Top of Exercise materials

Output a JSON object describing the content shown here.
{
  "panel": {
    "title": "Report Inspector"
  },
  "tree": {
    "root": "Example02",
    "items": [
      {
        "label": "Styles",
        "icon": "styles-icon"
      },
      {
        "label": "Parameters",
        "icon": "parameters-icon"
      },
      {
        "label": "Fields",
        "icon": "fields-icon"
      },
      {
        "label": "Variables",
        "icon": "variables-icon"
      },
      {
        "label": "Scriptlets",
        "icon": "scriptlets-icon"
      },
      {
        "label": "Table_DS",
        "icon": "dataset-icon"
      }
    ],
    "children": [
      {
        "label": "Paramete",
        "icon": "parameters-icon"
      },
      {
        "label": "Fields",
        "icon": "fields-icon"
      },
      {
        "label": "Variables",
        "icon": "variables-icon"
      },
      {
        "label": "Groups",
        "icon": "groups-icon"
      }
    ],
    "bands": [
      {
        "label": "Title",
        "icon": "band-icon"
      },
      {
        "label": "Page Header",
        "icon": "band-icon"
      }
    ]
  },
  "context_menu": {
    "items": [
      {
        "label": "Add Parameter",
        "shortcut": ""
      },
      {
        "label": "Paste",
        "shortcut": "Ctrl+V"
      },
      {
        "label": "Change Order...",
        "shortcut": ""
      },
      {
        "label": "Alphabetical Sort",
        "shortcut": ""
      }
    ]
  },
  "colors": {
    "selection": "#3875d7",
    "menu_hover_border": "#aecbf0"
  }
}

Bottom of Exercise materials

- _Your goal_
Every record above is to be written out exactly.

- _Written response_
Output a JSON object describing the content shown here.
{
  "panel": {
    "title": "Report Inspector"
  },
  "tree": {
    "root": "Example02",
    "items": [
      {
        "label": "Styles",
        "icon": "styles-icon"
      },
      {
        "label": "Parameters",
        "icon": "parameters-icon"
      },
      {
        "label": "Fields",
        "icon": "fields-icon"
      },
      {
        "label": "Variables",
        "icon": "variables-icon"
      },
      {
        "label": "Scriptlets",
        "icon": "scriptlets-icon"
      },
      {
        "label": "Table_DS",
        "icon": "dataset-icon"
      }
    ],
    "children": [
      {
        "label": "Paramete",
        "icon": "parameters-icon"
      },
      {
        "label": "Fields",
        "icon": "fields-icon"
      },
      {
        "label": "Variables",
        "icon": "variables-icon"
      },
      {
        "label": "Groups",
        "icon": "groups-icon"
      }
    ],
    "bands": [
      {
        "label": "Title",
        "icon": "band-icon"
      },
      {
        "label": "Page Header",
        "icon": "band-icon"
      }
    ]
  },
  "context_menu": {
    "items": [
      {
        "label": "Add Parameter",
        "shortcut": ""
      },
      {
        "label": "Paste",
        "shortcut": "Ctrl+V"
      },
      {
        "label": "Change Order...",
        "shortcut": ""
      },
      {
        "label": "Alphabetical Sort",
        "shortcut": ""
      }
    ]
  },
  "colors": {
    "selection": "#3875d7",
    "menu_hover_border": "#aecbf0"
  }
}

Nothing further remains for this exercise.